(b) Stealing, or malicious mischief resulting in the injury or destruction of property of other employees or of the Company.
(c) Cruelty to animals which are the property of other employees or the Company.
The possession or exercise by any employee of any habits, demeanor, characteristics, action or course of action that makes him objectionable to other employees or the management or that makes his retention in the service disruptive of a spirit of harmony therein or would cause other employees to leave the service
Notices in Writing for Other Offenses
For offenses other than those listed above, an employee shall not be suspended or discharged without first having been notified in writing that a repetition of the offense will make him liable to suspension or discharge.
App. at 12-13.
The Union argued that, given the unequivocal conclusion that the fire resulted from arson, Seman would not have ignited the blaze while his wife, son and two guests occupied the house, and would not have wittingly summoned the fire department had he been aware of the presence of the Amoco equipment. The arrival of the Fire Chief, a Captain of Detectives and a photographer was cited as further indication of conspiracy, for the presence of these individuals was admittedly disproportionate to the magnitude of the small domestic fire involved. The inference to be drawn, posited defendants, was that these persons "were aware that Amoco equipment would be found at the scene of the fire," App. at 11, and desired to thoroughly document the occasion. The carnival atmosphere pervading the execution of the search warrant, with virtually the entire city government participating as gleeful spectators munching doughnuts, is pointed to as indicative of the possibility that a conspiracy to instigate Seman's termination by the Company existed
It must be noted, however, that the Union does not contend that the Company participated in or was cognizant of a conspiracy directed toward Seman.
Seman neither owned a car nor had a driver's license and commuted to his job via bicycle.
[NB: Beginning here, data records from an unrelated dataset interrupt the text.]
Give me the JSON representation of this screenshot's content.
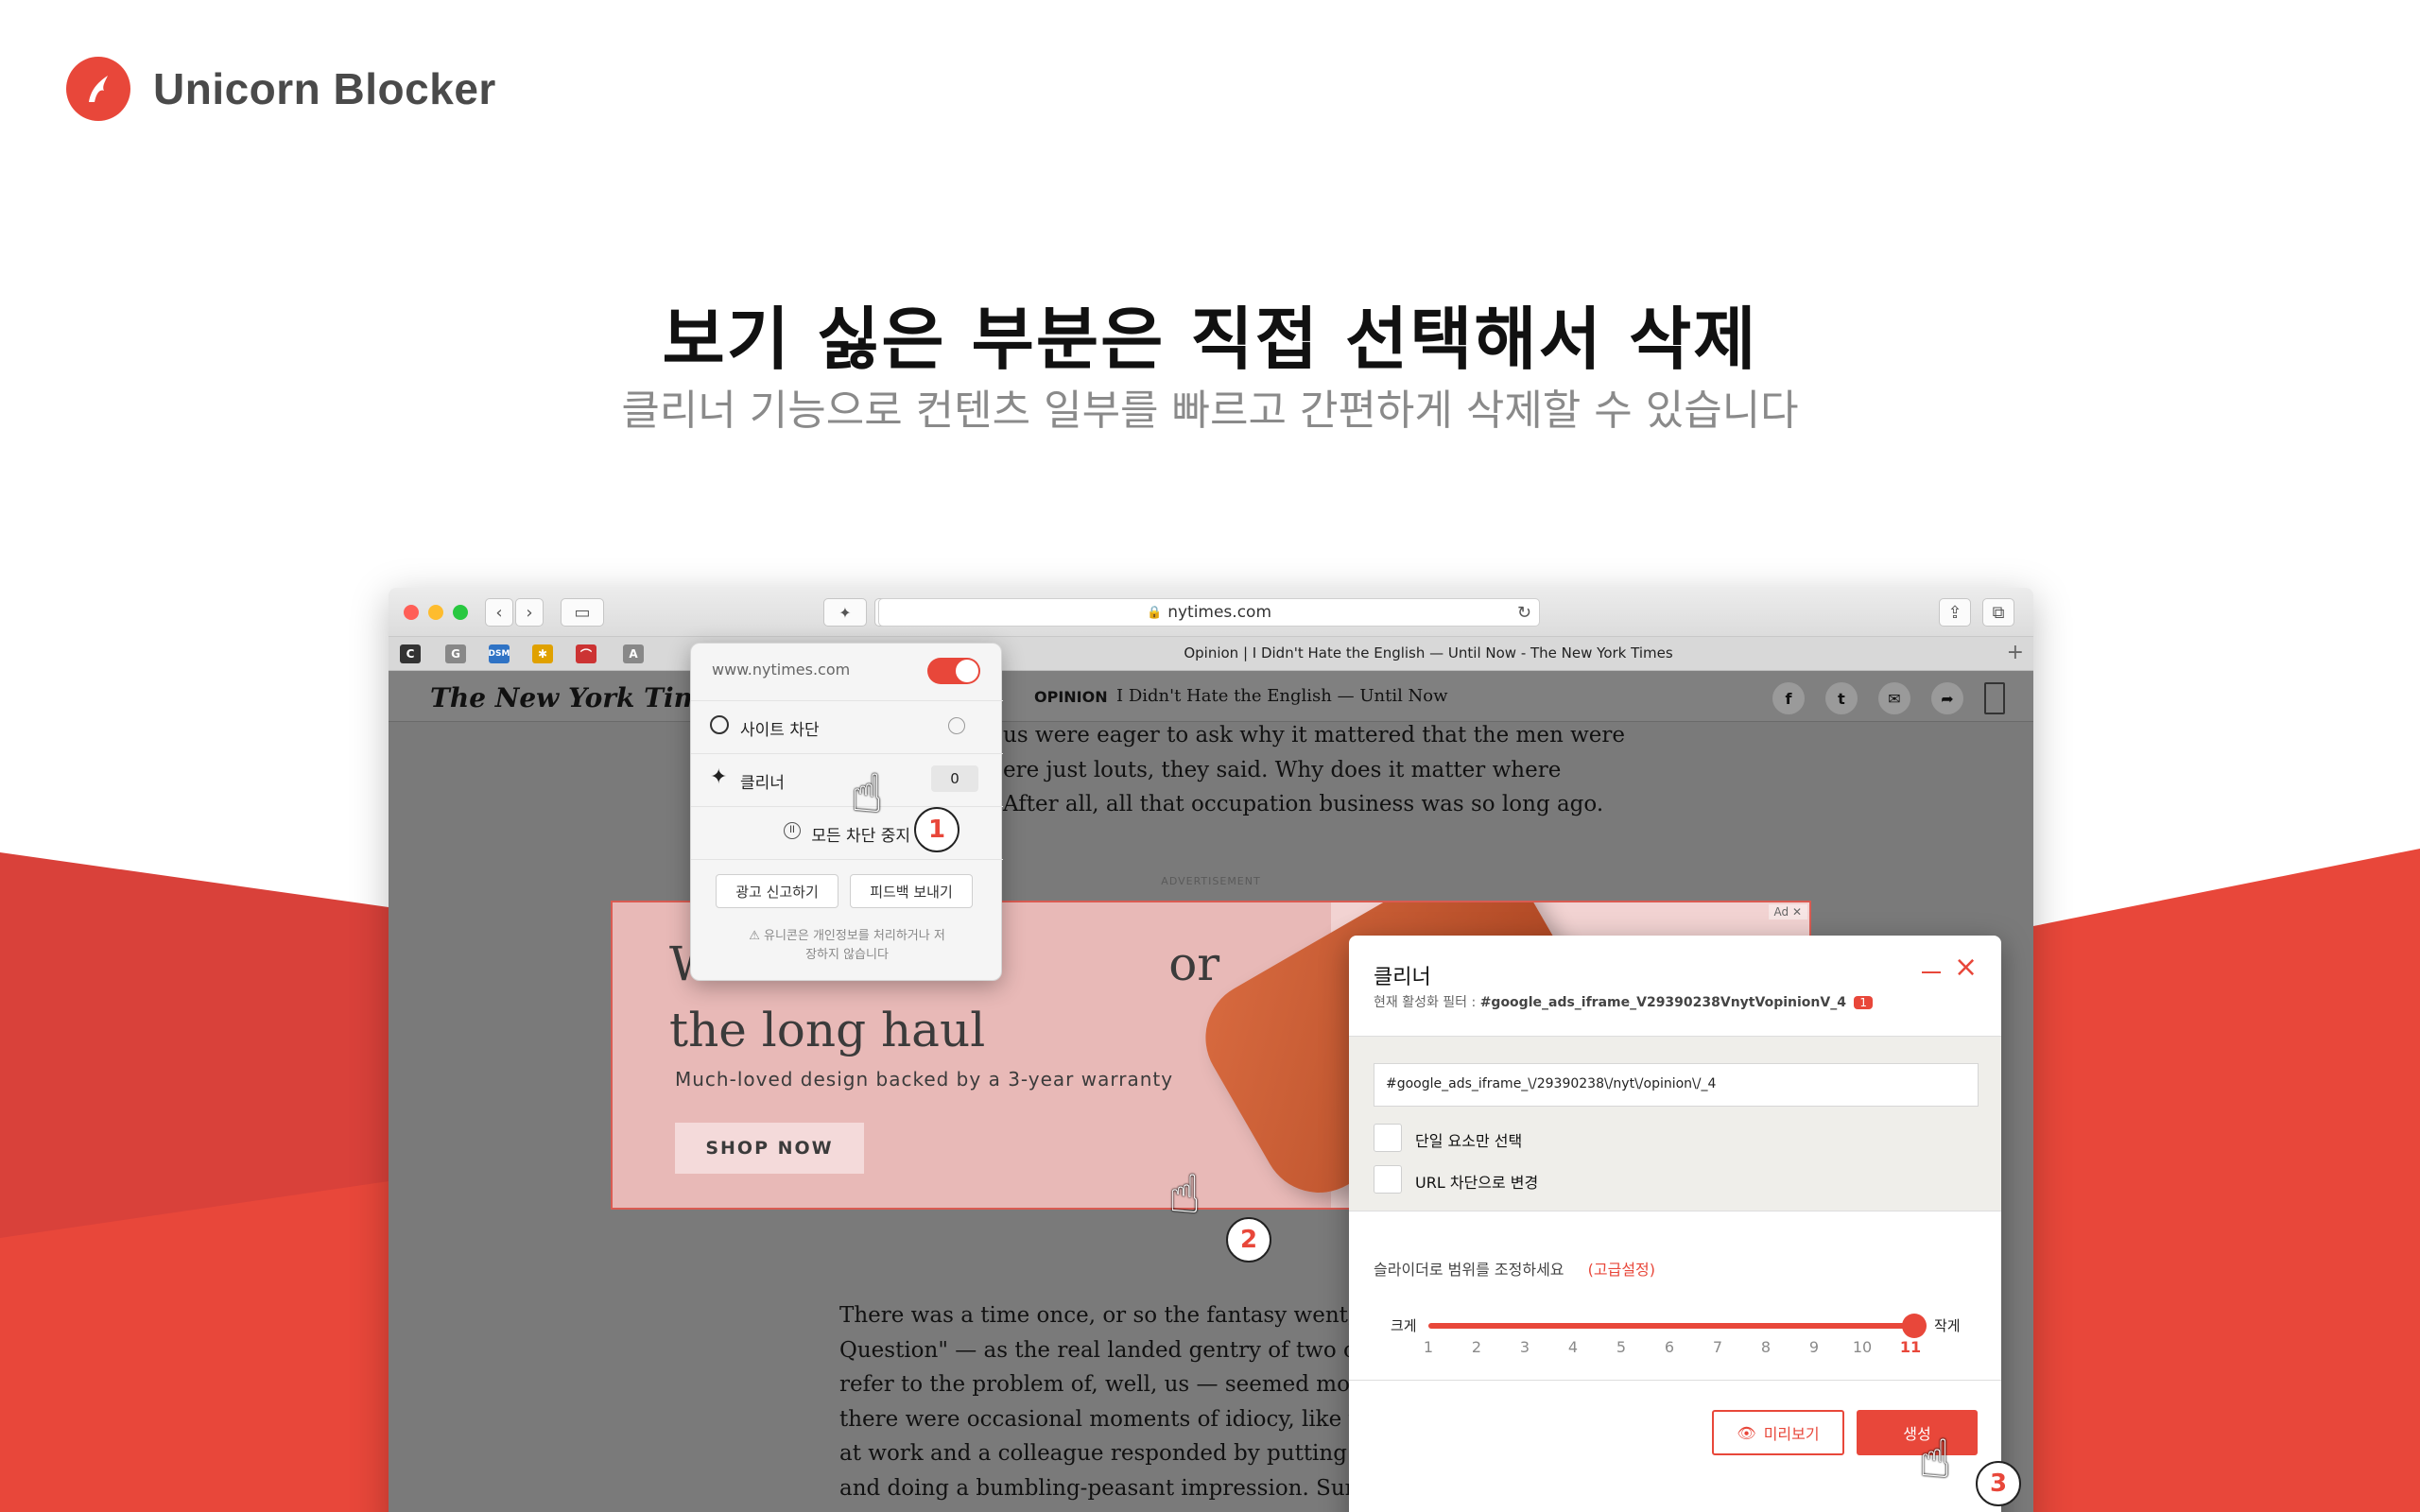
{
  "brand": {
    "name": "Unicorn Blocker",
    "accent": "#e8473a"
  },
  "hero": {
    "title": "보기 싫은 부분은 직접 선택해서 삭제",
    "subtitle": "클리너 기능으로 컨텐츠 일부를 빠르고 간편하게 삭제할 수 있습니다"
  },
  "browser": {
    "url": "nytimes.com",
    "tab_title": "Opinion | I Didn't Hate the English — Until Now - The New York Times",
    "favicons": [
      "C",
      "G",
      "DSM",
      "A"
    ]
  },
  "nyt": {
    "logo": "The New York Times",
    "section": "OPINION",
    "article_title": "I Didn't Hate the English — Until Now",
    "top_lines": [
      "us were eager to ask why it mattered that the men were",
      "ere just louts, they said. Why does it matter where",
      "After all, all that occupation business was so long ago."
    ],
    "bottom_lines": [
      "There was a time once, or so the fantasy went, wh",
      "Question\" — as the real landed gentry of two cent",
      "refer to the problem of, well, us — seemed more c",
      "there were occasional moments of idiocy, like whe",
      "at work and a colleague responded by putting on",
      "and doing a bumbling-peasant impression. Sure, the English still loved"
    ]
  },
  "ad": {
    "label": "ADVERTISEMENT",
    "tag": "Ad ✕",
    "title_line1": "W                              or",
    "title_line2": "the long haul",
    "subtitle": "Much-loved design backed by a 3-year warranty",
    "button": "SHOP NOW"
  },
  "popover": {
    "domain": "www.nytimes.com",
    "site_block": "사이트 차단",
    "cleaner": "클리너",
    "cleaner_count": "0",
    "pause_all": "모든 차단 중지",
    "report_ad": "광고 신고하기",
    "send_feedback": "피드백 보내기",
    "privacy_note_1": "⚠ 유니콘은 개인정보를 처리하거나 저",
    "privacy_note_2": "장하지 않습니다"
  },
  "cleaner_panel": {
    "title": "클리너",
    "filter_label": "현재 활성화 필터 : ",
    "filter_value": "#google_ads_iframe_V29390238VnytVopinionV_4",
    "filter_count": "1",
    "selector_value": "#google_ads_iframe_\\/29390238\\/nyt\\/opinion\\/_4",
    "single_only": "단일 요소만 선택",
    "url_block": "URL 차단으로 변경",
    "slider_hint": "슬라이더로 범위를 조정하세요",
    "advanced": "(고급설정)",
    "left_label": "크게",
    "right_label": "작게",
    "slider_value": 11,
    "ticks": [
      "1",
      "2",
      "3",
      "4",
      "5",
      "6",
      "7",
      "8",
      "9",
      "10",
      "11"
    ],
    "preview": "미리보기",
    "create": "생성"
  },
  "steps": [
    "1",
    "2",
    "3"
  ]
}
App. at 16
Seman's cognizance of his vulnerability to charges of moral inadequacy by those he constantly challenged is demonstrated in his testimony that:
(H)e was aware that he had to be "purer than Caesar's wife" because he was daily flying in the face of the power structure, and was susceptible to being discredited if he fell below the highest plane of moral conduct.
App. at 16.
The court stated that language in two recent opinions by this court, United Electrical Radio & Machine Workers of America v. Honeywell, Inc., 522 F.2d 1221 (7th Cir. 1975) and International Union of Operating Engineers, Local 139 v. Morse, Inc., 529 F.2d 574 (7th Cir. 1976), underlay the decision to reconsider the earlier ruling issued in the instant case
United Steelworkers of America v. American Manufacturing Co., 363 U.S. 564, 80 S.Ct. 1343, 4 L.Ed.2d 1403 (1960); United Steelworkers of America v. Warrior & Gulf Navigation Co., 363 U.S. 574, 80 S.Ct. 1347, 4 L.Ed.2d 1409 (1960); United Steelworkers of America v. Enterprise Wheel & Car Corp., 363 U.S. 593, 80 S.Ct. 1358, 4 L.Ed.2d 1424 (1960)